- **ABOUT THIS EXERCISE**
A single number is the answer here: how many lines below include "Unselect"?

- **SUPPLIED DATA**
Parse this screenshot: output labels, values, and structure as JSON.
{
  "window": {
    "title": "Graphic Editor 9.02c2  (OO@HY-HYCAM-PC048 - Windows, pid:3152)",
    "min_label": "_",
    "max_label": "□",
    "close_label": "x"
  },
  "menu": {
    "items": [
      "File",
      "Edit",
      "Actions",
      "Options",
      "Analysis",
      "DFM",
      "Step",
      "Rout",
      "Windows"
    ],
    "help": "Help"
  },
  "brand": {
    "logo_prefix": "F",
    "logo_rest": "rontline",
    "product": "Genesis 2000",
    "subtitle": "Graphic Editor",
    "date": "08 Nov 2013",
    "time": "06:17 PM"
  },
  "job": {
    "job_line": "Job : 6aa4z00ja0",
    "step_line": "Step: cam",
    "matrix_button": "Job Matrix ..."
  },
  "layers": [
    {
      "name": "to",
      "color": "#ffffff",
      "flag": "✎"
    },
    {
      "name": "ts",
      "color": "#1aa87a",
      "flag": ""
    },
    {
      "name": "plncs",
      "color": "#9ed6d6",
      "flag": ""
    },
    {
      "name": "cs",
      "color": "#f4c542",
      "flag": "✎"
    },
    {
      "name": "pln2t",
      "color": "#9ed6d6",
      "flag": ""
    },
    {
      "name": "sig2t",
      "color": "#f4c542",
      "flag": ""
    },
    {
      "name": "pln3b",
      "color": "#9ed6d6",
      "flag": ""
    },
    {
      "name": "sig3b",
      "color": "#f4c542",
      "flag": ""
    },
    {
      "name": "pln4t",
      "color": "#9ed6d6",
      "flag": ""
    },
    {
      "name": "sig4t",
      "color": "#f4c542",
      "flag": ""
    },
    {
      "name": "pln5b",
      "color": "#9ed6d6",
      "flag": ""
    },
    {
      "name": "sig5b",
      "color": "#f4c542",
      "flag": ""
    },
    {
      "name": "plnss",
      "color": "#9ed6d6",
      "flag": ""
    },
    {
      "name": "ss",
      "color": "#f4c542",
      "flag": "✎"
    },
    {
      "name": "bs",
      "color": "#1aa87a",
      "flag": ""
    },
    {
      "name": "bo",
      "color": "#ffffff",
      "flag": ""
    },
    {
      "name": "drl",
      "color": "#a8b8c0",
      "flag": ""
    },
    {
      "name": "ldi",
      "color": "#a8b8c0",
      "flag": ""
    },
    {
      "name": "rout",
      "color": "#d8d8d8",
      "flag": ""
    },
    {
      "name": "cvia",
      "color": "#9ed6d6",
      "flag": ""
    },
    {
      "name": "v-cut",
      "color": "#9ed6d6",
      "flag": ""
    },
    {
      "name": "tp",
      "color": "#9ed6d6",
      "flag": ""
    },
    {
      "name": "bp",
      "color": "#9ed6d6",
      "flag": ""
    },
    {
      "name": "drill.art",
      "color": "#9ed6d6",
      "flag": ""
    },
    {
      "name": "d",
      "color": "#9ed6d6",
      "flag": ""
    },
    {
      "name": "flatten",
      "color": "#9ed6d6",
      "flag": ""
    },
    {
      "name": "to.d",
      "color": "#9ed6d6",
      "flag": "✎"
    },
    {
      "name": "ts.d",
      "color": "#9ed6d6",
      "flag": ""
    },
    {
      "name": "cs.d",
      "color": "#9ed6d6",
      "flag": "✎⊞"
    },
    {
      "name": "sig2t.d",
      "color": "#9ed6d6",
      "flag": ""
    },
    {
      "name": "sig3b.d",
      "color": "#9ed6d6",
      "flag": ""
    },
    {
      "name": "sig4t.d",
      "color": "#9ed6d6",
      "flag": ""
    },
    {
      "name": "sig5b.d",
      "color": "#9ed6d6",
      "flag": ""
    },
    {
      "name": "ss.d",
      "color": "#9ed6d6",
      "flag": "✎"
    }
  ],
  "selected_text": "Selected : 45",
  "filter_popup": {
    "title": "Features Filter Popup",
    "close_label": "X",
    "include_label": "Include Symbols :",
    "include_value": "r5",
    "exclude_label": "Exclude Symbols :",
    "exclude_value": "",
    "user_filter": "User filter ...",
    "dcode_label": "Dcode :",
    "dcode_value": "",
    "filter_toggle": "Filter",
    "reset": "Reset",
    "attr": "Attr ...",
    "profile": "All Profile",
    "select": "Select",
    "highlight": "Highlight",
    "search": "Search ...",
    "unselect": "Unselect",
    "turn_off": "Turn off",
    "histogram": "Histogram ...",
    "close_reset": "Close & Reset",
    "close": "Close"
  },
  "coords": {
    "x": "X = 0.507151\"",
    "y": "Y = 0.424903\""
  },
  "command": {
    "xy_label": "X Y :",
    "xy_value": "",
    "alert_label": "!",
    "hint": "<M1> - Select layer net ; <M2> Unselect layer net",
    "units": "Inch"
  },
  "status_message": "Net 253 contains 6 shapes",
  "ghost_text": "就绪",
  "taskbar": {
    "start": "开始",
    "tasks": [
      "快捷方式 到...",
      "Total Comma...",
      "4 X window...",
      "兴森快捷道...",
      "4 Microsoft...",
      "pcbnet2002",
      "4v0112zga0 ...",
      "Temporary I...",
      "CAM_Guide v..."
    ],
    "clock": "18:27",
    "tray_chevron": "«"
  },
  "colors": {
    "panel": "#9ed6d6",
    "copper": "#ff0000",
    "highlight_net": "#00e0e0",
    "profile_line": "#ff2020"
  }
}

- **YOUR SOLUTION**
2